— Data records —
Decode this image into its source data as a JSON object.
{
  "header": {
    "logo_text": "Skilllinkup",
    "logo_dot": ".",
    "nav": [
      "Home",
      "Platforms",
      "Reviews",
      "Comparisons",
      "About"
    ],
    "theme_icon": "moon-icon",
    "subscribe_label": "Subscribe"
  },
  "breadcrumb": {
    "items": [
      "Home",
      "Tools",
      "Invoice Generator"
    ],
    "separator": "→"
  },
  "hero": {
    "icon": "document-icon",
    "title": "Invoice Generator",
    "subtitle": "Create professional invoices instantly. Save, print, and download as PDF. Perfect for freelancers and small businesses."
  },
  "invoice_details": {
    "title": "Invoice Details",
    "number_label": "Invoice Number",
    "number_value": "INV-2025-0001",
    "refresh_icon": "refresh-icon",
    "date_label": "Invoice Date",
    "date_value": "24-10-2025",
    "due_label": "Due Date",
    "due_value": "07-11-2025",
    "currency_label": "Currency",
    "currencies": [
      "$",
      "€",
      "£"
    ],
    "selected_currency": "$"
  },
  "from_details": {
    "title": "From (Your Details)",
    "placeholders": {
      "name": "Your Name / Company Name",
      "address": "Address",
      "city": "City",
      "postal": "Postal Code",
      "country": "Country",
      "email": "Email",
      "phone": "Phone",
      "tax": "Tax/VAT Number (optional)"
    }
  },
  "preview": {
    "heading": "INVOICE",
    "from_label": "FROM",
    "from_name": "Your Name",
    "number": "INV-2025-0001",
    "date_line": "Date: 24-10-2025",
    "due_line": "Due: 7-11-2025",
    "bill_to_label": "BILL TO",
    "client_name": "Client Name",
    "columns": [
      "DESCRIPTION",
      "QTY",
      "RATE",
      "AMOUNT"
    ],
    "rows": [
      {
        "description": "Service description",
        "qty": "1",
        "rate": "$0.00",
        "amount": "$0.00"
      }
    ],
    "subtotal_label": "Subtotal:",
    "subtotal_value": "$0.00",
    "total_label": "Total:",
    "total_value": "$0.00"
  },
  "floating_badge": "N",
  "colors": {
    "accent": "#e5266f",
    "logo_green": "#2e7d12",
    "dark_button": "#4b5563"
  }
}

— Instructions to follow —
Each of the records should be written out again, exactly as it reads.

— Answer for this exercise —
Decode this image into its source data as a JSON object.
{
  "header": {
    "logo_text": "Skilllinkup",
    "logo_dot": ".",
    "nav": [
      "Home",
      "Platforms",
      "Reviews",
      "Comparisons",
      "About"
    ],
    "theme_icon": "moon-icon",
    "subscribe_label": "Subscribe"
  },
  "breadcrumb": {
    "items": [
      "Home",
      "Tools",
      "Invoice Generator"
    ],
    "separator": "→"
  },
  "hero": {
    "icon": "document-icon",
    "title": "Invoice Generator",
    "subtitle": "Create professional invoices instantly. Save, print, and download as PDF. Perfect for freelancers and small businesses."
  },
  "invoice_details": {
    "title": "Invoice Details",
    "number_label": "Invoice Number",
    "number_value": "INV-2025-0001",
    "refresh_icon": "refresh-icon",
    "date_label": "Invoice Date",
    "date_value": "24-10-2025",
    "due_label": "Due Date",
    "due_value": "07-11-2025",
    "currency_label": "Currency",
    "currencies": [
      "$",
      "€",
      "£"
    ],
    "selected_currency": "$"
  },
  "from_details": {
    "title": "From (Your Details)",
    "placeholders": {
      "name": "Your Name / Company Name",
      "address": "Address",
      "city": "City",
      "postal": "Postal Code",
      "country": "Country",
      "email": "Email",
      "phone": "Phone",
      "tax": "Tax/VAT Number (optional)"
    }
  },
  "preview": {
    "heading": "INVOICE",
    "from_label": "FROM",
    "from_name": "Your Name",
    "number": "INV-2025-0001",
    "date_line": "Date: 24-10-2025",
    "due_line": "Due: 7-11-2025",
    "bill_to_label": "BILL TO",
    "client_name": "Client Name",
    "columns": [
      "DESCRIPTION",
      "QTY",
      "RATE",
      "AMOUNT"
    ],
    "rows": [
      {
        "description": "Service description",
        "qty": "1",
        "rate": "$0.00",
        "amount": "$0.00"
      }
    ],
    "subtotal_label": "Subtotal:",
    "subtotal_value": "$0.00",
    "total_label": "Total:",
    "total_value": "$0.00"
  },
  "floating_badge": "N",
  "colors": {
    "accent": "#e5266f",
    "logo_green": "#2e7d12",
    "dark_button": "#4b5563"
  }
}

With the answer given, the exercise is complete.